    Jan 23, 2005
    Location:
    California
    #8
    You got it... exactly. :)

    You need to go into this screen in TM prefs and check the box.

    Think of FV like a letter inside an envelope. FV is like if you locked the sealed envelope. Once you unseal the envelope (enter password in FV) the letter is still sitting there unencrypted inside with no changes to it. FV works the same way, once you login and "open the vault" all the data is just sitting there normally unencrypted. You can back it up, copy it to USB drives, email files to friends etc just like normal.

    [​IMG]
     
  9. terryblyth macrumors regular

    Joined:
    Jan 19, 2008
    Location:
    Walton-on-Thames, UK
    #9
    Are there any downsides to using FileVault? I'm thinking particularly speed?

    If not, I'm surprised more people don't use it.
     
  10. maflynn Moderator

    maflynn

    Staff Member

    Joined:
    May 3, 2009
    Location:
    Boston
    #10
    There's a small performance penalty but not much. Encrypting the data in this day and age is a must and I recommend to the OP to consider this along with a strong password.
     
  11. Tumbleweed666 macrumors 68000

    Tumbleweed666

    Joined:
    Mar 20, 2009
    Location:
    Near London, UK.
    #11
    Excellent, thanks to all.

    So I'm thinking best thing to do is switch on encryption on both disks last thing at night and let it get on with encrypting without any distraction?

    And prior to that take a full CCC 'clear' copy onto another disk and hang onto that for a week or two before doing a secure erase on it.
     
  12. Weaselboy Moderator

    Weaselboy

    Staff Member

    Joined:
    Jan 23, 2005
    Location:
    California
    #12
    Like maflynn said, there is avery small read/write speed hit, but it is small.
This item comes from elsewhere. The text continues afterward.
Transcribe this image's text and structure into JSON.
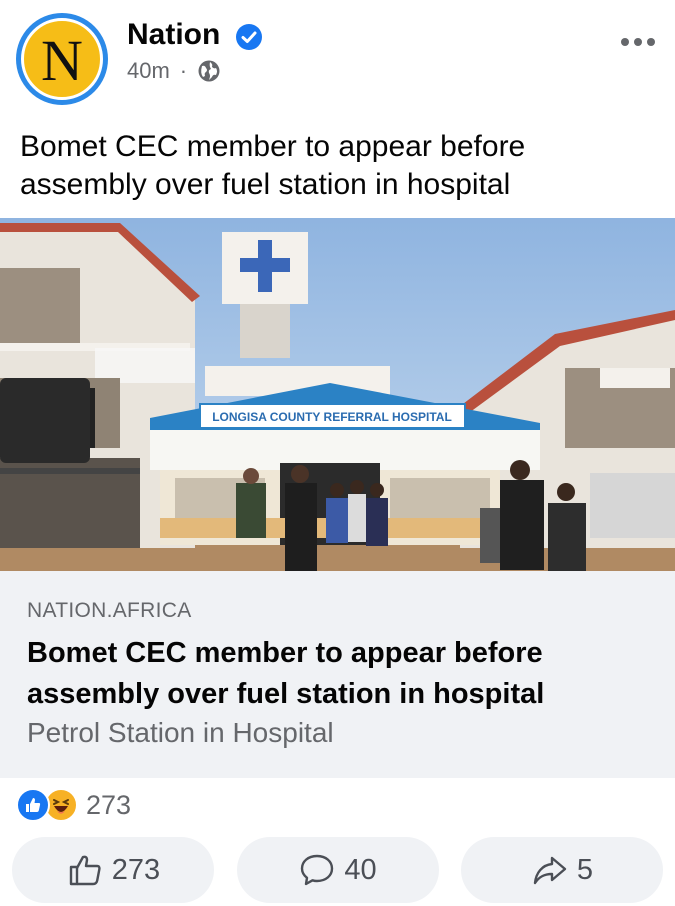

Here is a benchmark.

    When you turn on FV it will reboot and you can see a progress bar as it encrypts. You can fully use the computer while it is doing that if you need to. It does not need to be left alone.
     
  13. 556fmjoe macrumors 65816

    556fmjoe

    Joined:
    Apr 19, 2014
    #13
    The slight performance hit is not noticeable. The only other downside might be that you will lose your data on the drive if you forget your password and lose the recovery key (I deliberately don't save the recovery key), but forgetting that password is not likely since you'll use it relatively frequently.

    Most people don't use it because they don't take any security precautions beyond the defaults. They either don't know about it, don't care, or don't see how it would help. If it was up to me, FV would be the default on all installs, unless explicitly disabled.
     

Share This Page